August 17, 2011

Canada improves accessibility standards

Canadian officials updated its Intercity Bus Code of Practice to establish standards for accessible intercity bus services for persons with disabilities. The update reflects the evolution of services offered to travelers with a disability since the original Code was issued in 1998.

Transport Canada helped facilitate discussions between consumer members of the Minister's Advisory Committee on Accessible Transportation and an intercity bus industry working group. The group was made up of the Canadian Bus Association, Motor Coach Canada, l'Association des propriétaires d'autobus du Québec, Greyhound Canada and Orléans Express.

New accessibility provisions have been added to the Code to include such services as:

  • Confirmation of reservations for accessible services.
  •   Automated ticket dispensing machines.
  •   Courtesy seating in terminals.
  •   Relieving areas for service animals at bus terminals.
  •   Carriage of mobility scooters as baggage.
  •   Design loads for lifts and ramps.
  •   Opportunities to board and disembark at flag stops.
  •   Courtesy seating on buses.
  •   Building standards for terminals.
  •   Website accessibility.

The Intercity Bus Code of Practice, which represents a commitment by the intercity bus industry, is available here.

 

 

deli.cio.us digg it stumble upon newsvine
[ Request More Info about this product / service / company ]


E-NEWSLETTER

Receive the latest Metro E-Newsletters in your inbox!

Join the Metro E-Newsletters and receive the latest news in your e-mail inbox once a week.
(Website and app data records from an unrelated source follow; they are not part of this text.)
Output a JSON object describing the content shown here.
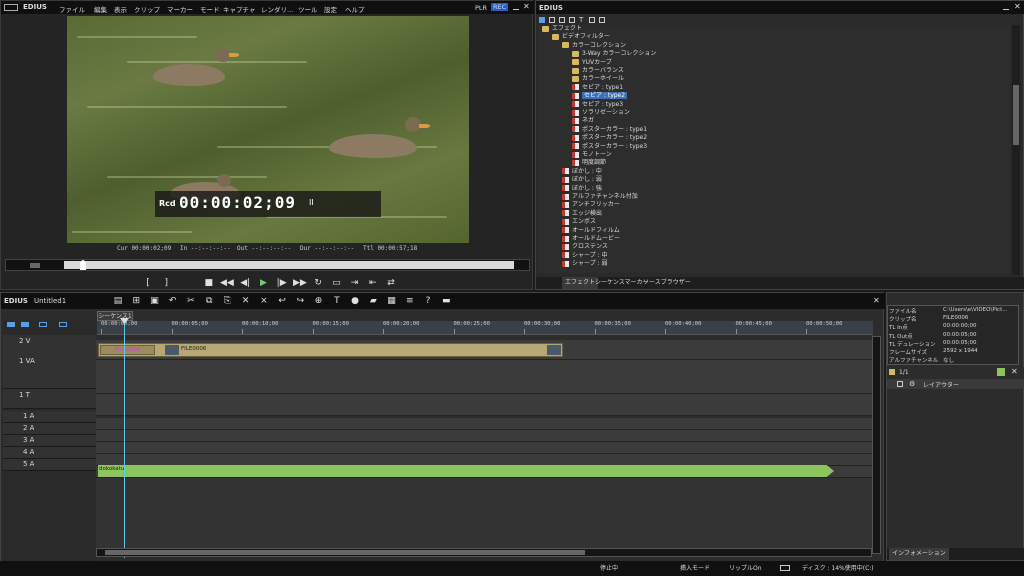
{
  "menubar": {
    "app": "EDIUS",
    "items": [
      "ファイル",
      "編集",
      "表示",
      "クリップ",
      "マーカー",
      "モード",
      "キャプチャ",
      "レンダリ...",
      "ツール",
      "設定",
      "ヘルプ"
    ],
    "plr": "PLR",
    "rec": "REC"
  },
  "player": {
    "rcd_label": "Rcd",
    "timecode": "00:00:02;09",
    "pause_glyph": "II",
    "cur": "Cur 00:00:02;09",
    "in": "In --:--:--:--",
    "out": "Out --:--:--:--",
    "dur": "Dur --:--:--:--",
    "ttl": "Ttl 00:00:57;18"
  },
  "effects": {
    "title": "EDIUS",
    "tree": [
      {
        "label": "エフェクト",
        "level": 0,
        "type": "folder"
      },
      {
        "label": "ビデオフィルター",
        "level": 1,
        "type": "folder"
      },
      {
        "label": "カラーコレクション",
        "level": 2,
        "type": "folder"
      },
      {
        "label": "3-Way カラーコレクション",
        "level": 3,
        "type": "folder"
      },
      {
        "label": "YUVカーブ",
        "level": 3,
        "type": "folder"
      },
      {
        "label": "カラーバランス",
        "level": 3,
        "type": "folder"
      },
      {
        "label": "カラーホイール",
        "level": 3,
        "type": "folder"
      },
      {
        "label": "セピア : type1",
        "level": 3,
        "type": "fx"
      },
      {
        "label": "セピア : type2",
        "level": 3,
        "type": "fx",
        "selected": true
      },
      {
        "label": "セピア : type3",
        "level": 3,
        "type": "fx"
      },
      {
        "label": "ソラリゼーション",
        "level": 3,
        "type": "fx"
      },
      {
        "label": "ネガ",
        "level": 3,
        "type": "fx"
      },
      {
        "label": "ポスターカラー : type1",
        "level": 3,
        "type": "fx"
      },
      {
        "label": "ポスターカラー : type2",
        "level": 3,
        "type": "fx"
      },
      {
        "label": "ポスターカラー : type3",
        "level": 3,
        "type": "fx"
      },
      {
        "label": "モノトーン",
        "level": 3,
        "type": "fx"
      },
      {
        "label": "明度調節",
        "level": 3,
        "type": "fx"
      },
      {
        "label": "ぼかし : 中",
        "level": 2,
        "type": "fx"
      },
      {
        "label": "ぼかし : 弱",
        "level": 2,
        "type": "fx"
      },
      {
        "label": "ぼかし : 強",
        "level": 2,
        "type": "fx"
      },
      {
        "label": "アルファチャンネル付加",
        "level": 2,
        "type": "fx"
      },
      {
        "label": "アンチフリッカー",
        "level": 2,
        "type": "fx"
      },
      {
        "label": "エッジ検出",
        "level": 2,
        "type": "fx"
      },
      {
        "label": "エンボス",
        "level": 2,
        "type": "fx"
      },
      {
        "label": "オールドフィルム",
        "level": 2,
        "type": "fx"
      },
      {
        "label": "オールドムービー",
        "level": 2,
        "type": "fx"
      },
      {
        "label": "クロステンス",
        "level": 2,
        "type": "fx"
      },
      {
        "label": "シャープ : 中",
        "level": 2,
        "type": "fx"
      },
      {
        "label": "シャープ : 弱",
        "level": 2,
        "type": "fx"
      }
    ],
    "tabs": [
      "エフェクト",
      "シーケンスマーカー",
      "ソースブラウザー"
    ]
  },
  "timeline": {
    "app": "EDIUS",
    "project": "Untitled1",
    "sequence_tab": "シーケンス1",
    "ruler": [
      "00:00:00;00",
      "00:00:05;00",
      "00:00:10;00",
      "00:00:15;00",
      "00:00:20;00",
      "00:00:25;00",
      "00:00:30;00",
      "00:00:35;00",
      "00:00:40;00",
      "00:00:45;00",
      "00:00:50;00",
      "00:00:55;00"
    ],
    "tracks": [
      "2 V",
      "1 VA",
      "1 T",
      "1 A",
      "2 A",
      "3 A",
      "4 A",
      "5 A"
    ],
    "clip_v2_a": "FILE0006",
    "clip_v2_b": "FILE0006",
    "clip_audio": "dokokatu"
  },
  "status": {
    "state": "停止中",
    "mode": "挿入モード",
    "ripple": "リップルOn",
    "disk": "ディスク : 14%使用中(C:)"
  },
  "info_panel": {
    "rows": [
      {
        "k": "ファイル名",
        "v": "C:\\Users\\e\\VIDEO\\Pict..."
      },
      {
        "k": "クリップ名",
        "v": "FILE0006"
      },
      {
        "k": "TL In点",
        "v": "00:00:00;00"
      },
      {
        "k": "TL Out点",
        "v": "00:00:05;00"
      },
      {
        "k": "TL デュレーション",
        "v": "00:00:05;00"
      },
      {
        "k": "フレームサイズ",
        "v": "2592 x 1944"
      },
      {
        "k": "アルファチャンネル",
        "v": "なし"
      }
    ],
    "page": "1/1",
    "layout_item": "レイアウター",
    "tab": "インフォメーション"
  },
  "colors": {
    "accent": "#3d6fb6",
    "rec": "#1e5fc8",
    "playhead": "#5ec8e6",
    "audio_clip": "#8cc45e",
    "video_clip": "#b7a774"
  }
}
SIGN UP NOW!

View the latest eNews
Express Tuesday | Express Thursday | University Transit

White Papers

Mass Transit Capital Planning An overview of the world-class best practices for assessing, prioritizing, and funding capital projects to optimize resources and align with the organization’s most critical immediate and long-term goals.

The Benefits of Door-to-Door Service in ADA Complementary Paratransit Many U.S. transit agencies continue to struggle with the quality of ADA service, the costs, and the difficulties encountered in contracting the service, which is the method of choice for a significant majority of agencies. One of the most basic policy decisions an agency must make involves whether to provide door-to-door, or only curb-to-curb service.

Mass transit mobile Wi-Fi & the public sector case study How Santa Clara Valley Transportation Authority successfully implemented Wi-Fi on its light rail and bus lines

More white papers


STORE
METRO Magazine - February/March 2014

METRO Magazine
Here are the Highlight:
  • Time Running Out for Funding A New Surface Transportation Bill
  • Mobile Ticketing Makes Strides, E-fare Tech Ramps Up
  • Telematics Systems: Making Good Fleets Great
    And much more…
  •  
    DIGITAL EDITION

    The full contents of Metro Magazine on your computer! The digital edition is an exact replica of the print magazine with enhanced search, multimedia and hyperlink features. View the current issue